*** Begin section ***
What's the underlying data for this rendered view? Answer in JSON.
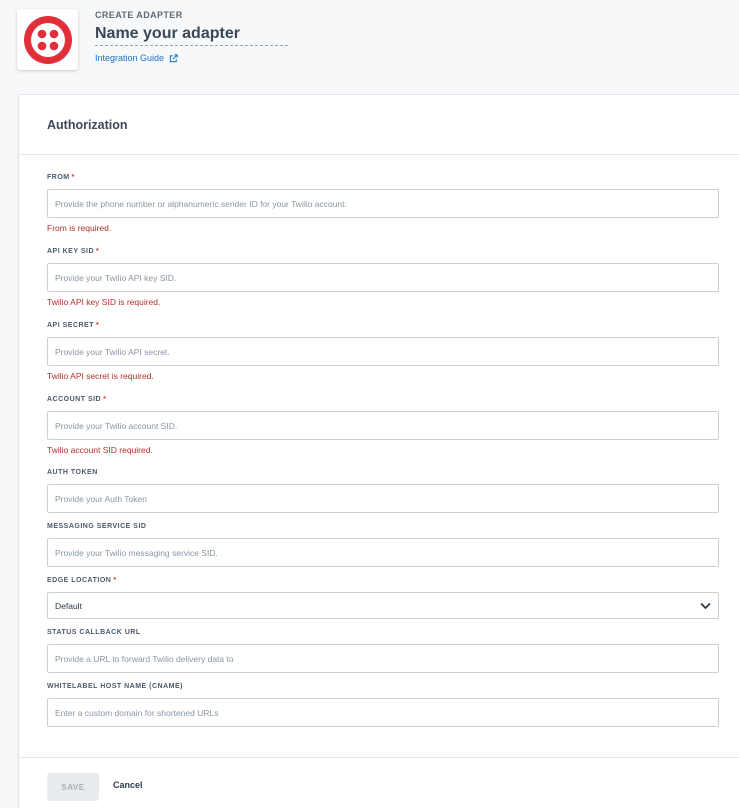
{
  "header": {
    "label": "CREATE ADAPTER",
    "name_placeholder": "Name your adapter",
    "guide_link": "Integration Guide"
  },
  "colors": {
    "brand": "#e12f3a",
    "link": "#1a73c7",
    "error": "#b0312a"
  },
  "card": {
    "title": "Authorization"
  },
  "fields": {
    "from": {
      "label": "FROM",
      "required": "*",
      "placeholder": "Provide the phone number or alphanumeric sender ID for your Twilio account.",
      "error": "From is required."
    },
    "api_key_sid": {
      "label": "API KEY SID",
      "required": "*",
      "placeholder": "Provide your Twilio API key SID.",
      "error": "Twilio API key SID is required."
    },
    "api_secret": {
      "label": "API SECRET",
      "required": "*",
      "placeholder": "Provide your Twilio API secret.",
      "error": "Twilio API secret is required."
    },
    "account_sid": {
      "label": "ACCOUNT SID",
      "required": "*",
      "placeholder": "Provide your Twilio account SID.",
      "error": "Twilio account SID required."
    },
    "auth_token": {
      "label": "AUTH TOKEN",
      "placeholder": "Provide your Auth Token"
    },
    "messaging_service_sid": {
      "label": "MESSAGING SERVICE SID",
      "placeholder": "Provide your Twilio messaging service SID."
    },
    "edge_location": {
      "label": "EDGE LOCATION",
      "required": "*",
      "value": "Default"
    },
    "status_callback_url": {
      "label": "STATUS CALLBACK URL",
      "placeholder": "Provide a URL to forward Twilio delivery data to"
    },
    "whitelabel_host": {
      "label": "WHITELABEL HOST NAME (CNAME)",
      "placeholder": "Enter a custom domain for shortened URLs"
    }
  },
  "footer": {
    "save_label": "SAVE",
    "cancel_label": "Cancel"
  }
}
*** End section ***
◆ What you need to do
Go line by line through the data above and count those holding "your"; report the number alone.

◆ Answer space
7